(MATERIAL FOR THIS EXERCISE Opens)

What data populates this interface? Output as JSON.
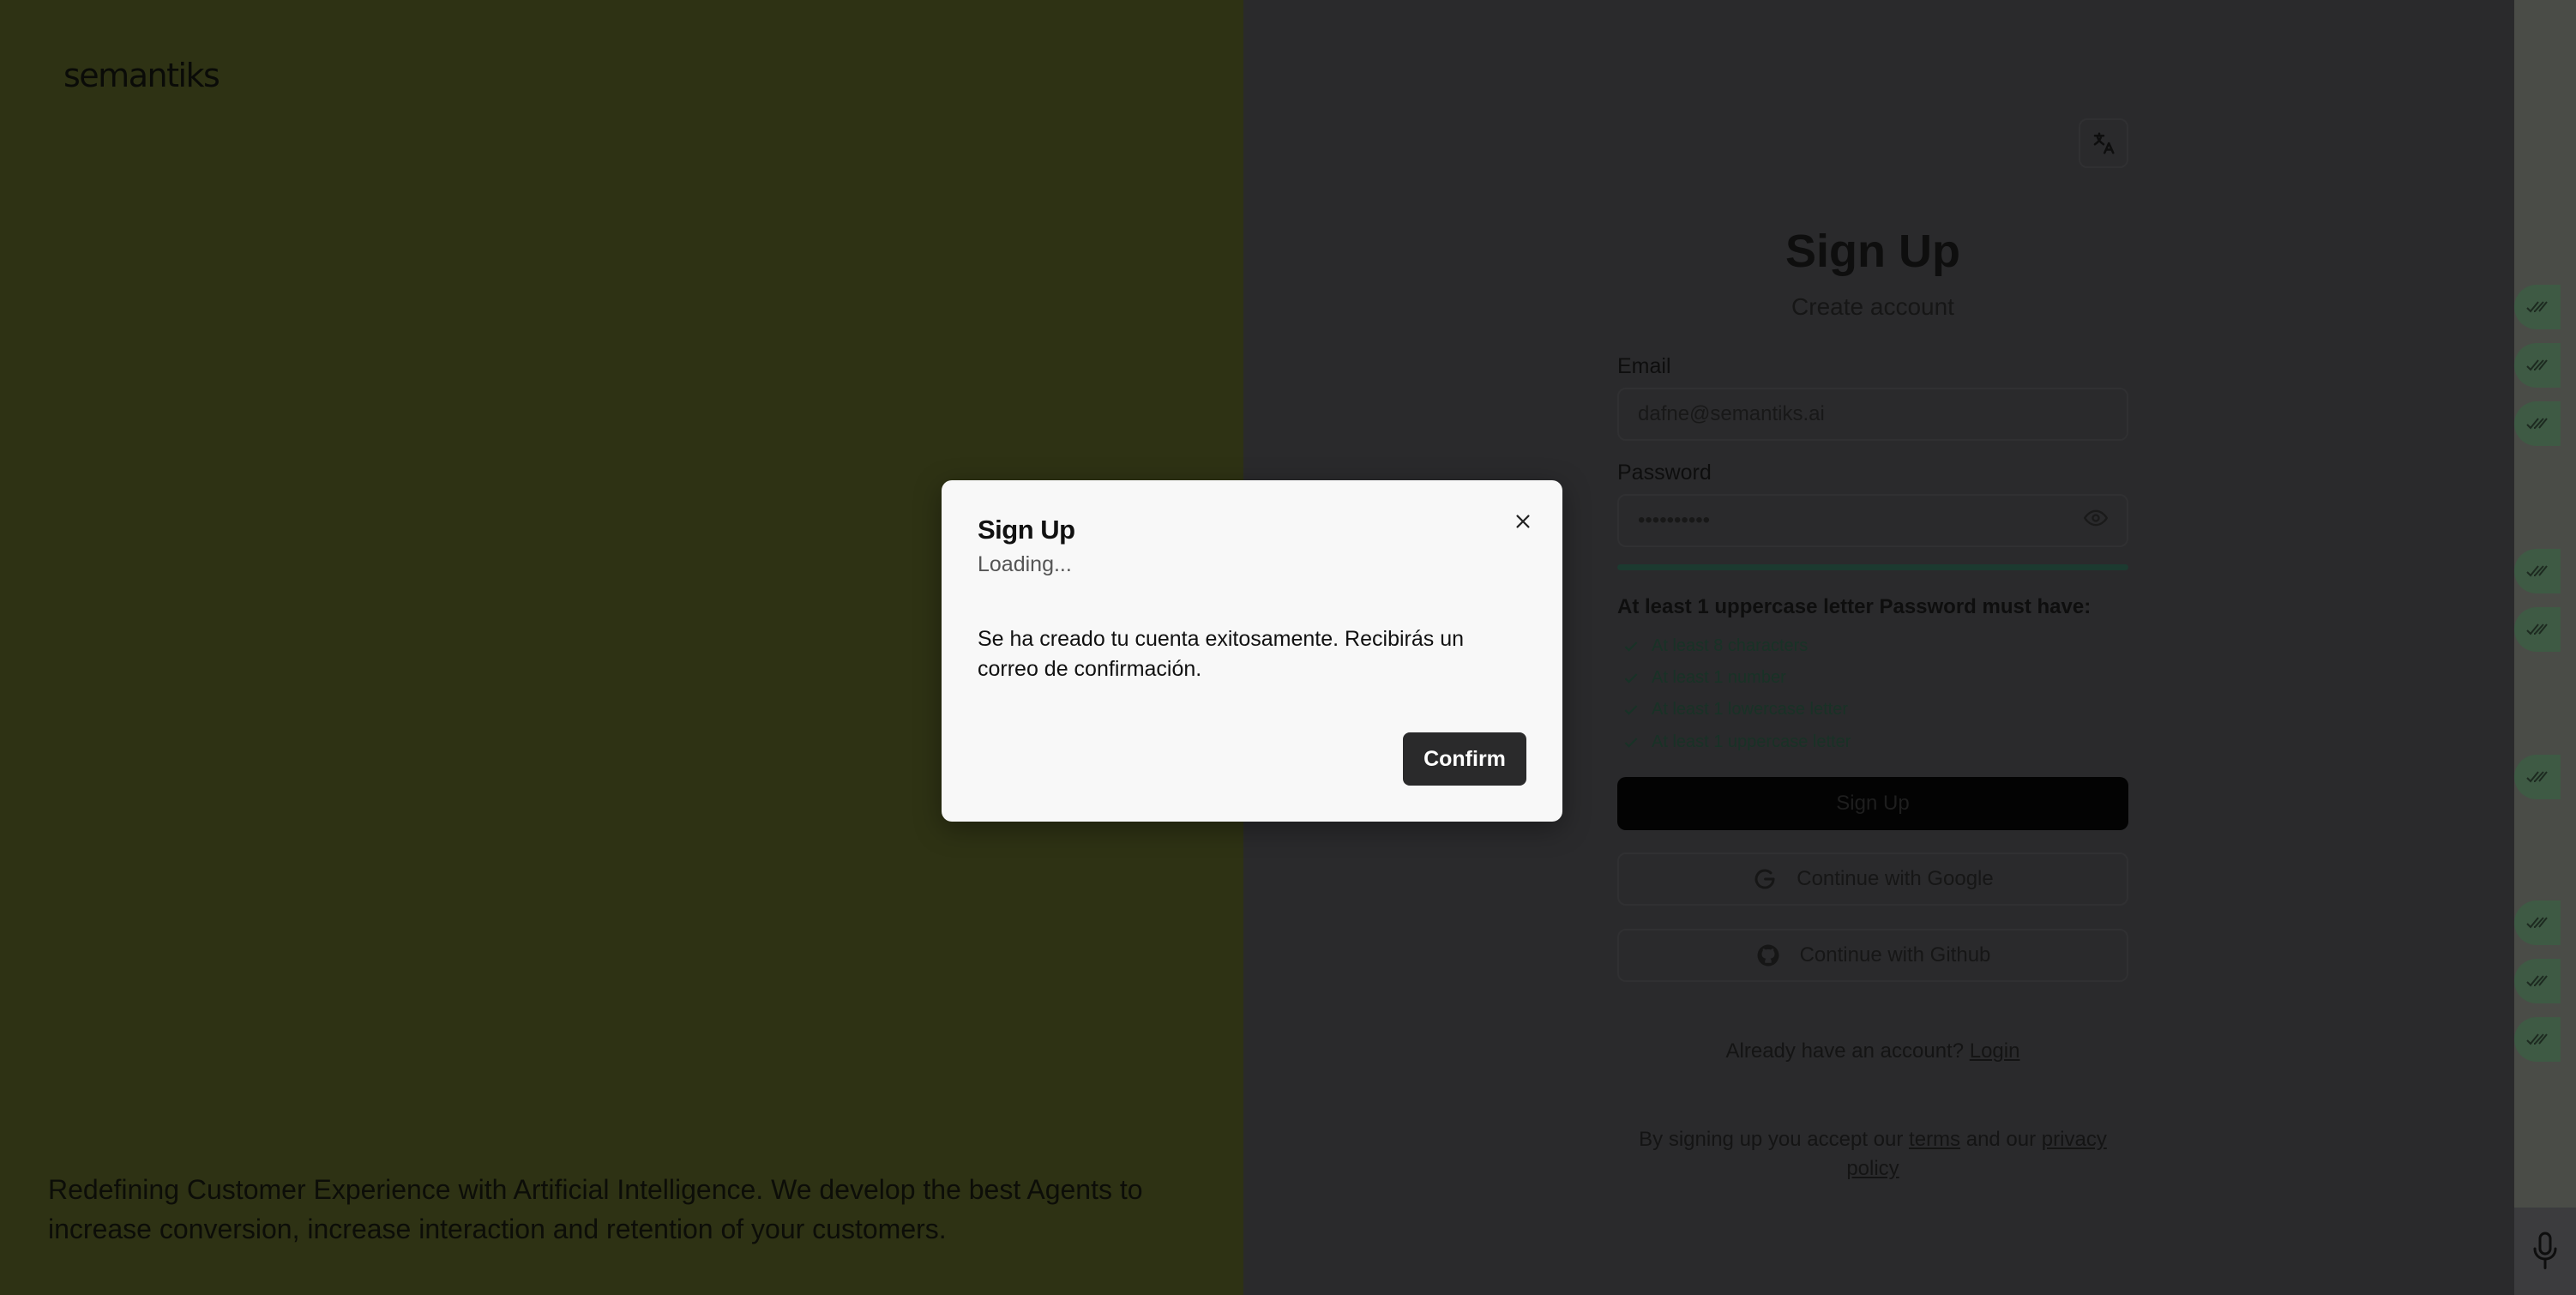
{
  "brand": {
    "logo": "semantiks",
    "tagline": "Redefining Customer Experience with Artificial Intelligence. We develop the best Agents to increase conversion, increase interaction and retention of your customers."
  },
  "form": {
    "title": "Sign Up",
    "subtitle": "Create account",
    "email_label": "Email",
    "email_value": "dafne@semantiks.ai",
    "password_label": "Password",
    "password_value": "••••••••••",
    "password_strength": 1.0,
    "requirements_title": "At least 1 uppercase letter Password must have:",
    "requirements": [
      "At least 8 characters",
      "At least 1 number",
      "At least 1 lowercase letter",
      "At least 1 uppercase letter"
    ],
    "submit_label": "Sign Up",
    "google_label": "Continue with Google",
    "github_label": "Continue with Github",
    "already_text": "Already have an account?",
    "login_link": "Login",
    "terms_prefix": "By signing up you accept our",
    "terms_link": "terms",
    "terms_and": "and our",
    "privacy_link": "privacy policy"
  },
  "modal": {
    "title": "Sign Up",
    "subtitle": "Loading...",
    "body": "Se ha creado tu cuenta exitosamente. Recibirás un correo de confirmación.",
    "confirm_label": "Confirm"
  },
  "icons": {
    "language": "translate-icon",
    "eye": "eye-icon",
    "check": "check-icon",
    "google": "google-icon",
    "github": "github-icon",
    "close": "close-icon",
    "mic": "microphone-icon",
    "read_receipt": "double-check-icon"
  },
  "colors": {
    "left_panel": "#2e3214",
    "overlay_panel": "#2a2a2c",
    "modal_bg": "#f8f8f8",
    "confirm_btn": "#2a2a2b",
    "strength_bar": "#1c3a30"
  }
}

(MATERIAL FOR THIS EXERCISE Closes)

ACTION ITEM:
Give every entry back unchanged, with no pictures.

YOUR RESPONSE:
What data populates this interface? Output as JSON.
{
  "brand": {
    "logo": "semantiks",
    "tagline": "Redefining Customer Experience with Artificial Intelligence. We develop the best Agents to increase conversion, increase interaction and retention of your customers."
  },
  "form": {
    "title": "Sign Up",
    "subtitle": "Create account",
    "email_label": "Email",
    "email_value": "dafne@semantiks.ai",
    "password_label": "Password",
    "password_value": "••••••••••",
    "password_strength": 1.0,
    "requirements_title": "At least 1 uppercase letter Password must have:",
    "requirements": [
      "At least 8 characters",
      "At least 1 number",
      "At least 1 lowercase letter",
      "At least 1 uppercase letter"
    ],
    "submit_label": "Sign Up",
    "google_label": "Continue with Google",
    "github_label": "Continue with Github",
    "already_text": "Already have an account?",
    "login_link": "Login",
    "terms_prefix": "By signing up you accept our",
    "terms_link": "terms",
    "terms_and": "and our",
    "privacy_link": "privacy policy"
  },
  "modal": {
    "title": "Sign Up",
    "subtitle": "Loading...",
    "body": "Se ha creado tu cuenta exitosamente. Recibirás un correo de confirmación.",
    "confirm_label": "Confirm"
  },
  "icons": {
    "language": "translate-icon",
    "eye": "eye-icon",
    "check": "check-icon",
    "google": "google-icon",
    "github": "github-icon",
    "close": "close-icon",
    "mic": "microphone-icon",
    "read_receipt": "double-check-icon"
  },
  "colors": {
    "left_panel": "#2e3214",
    "overlay_panel": "#2a2a2c",
    "modal_bg": "#f8f8f8",
    "confirm_btn": "#2a2a2b",
    "strength_bar": "#1c3a30"
  }
}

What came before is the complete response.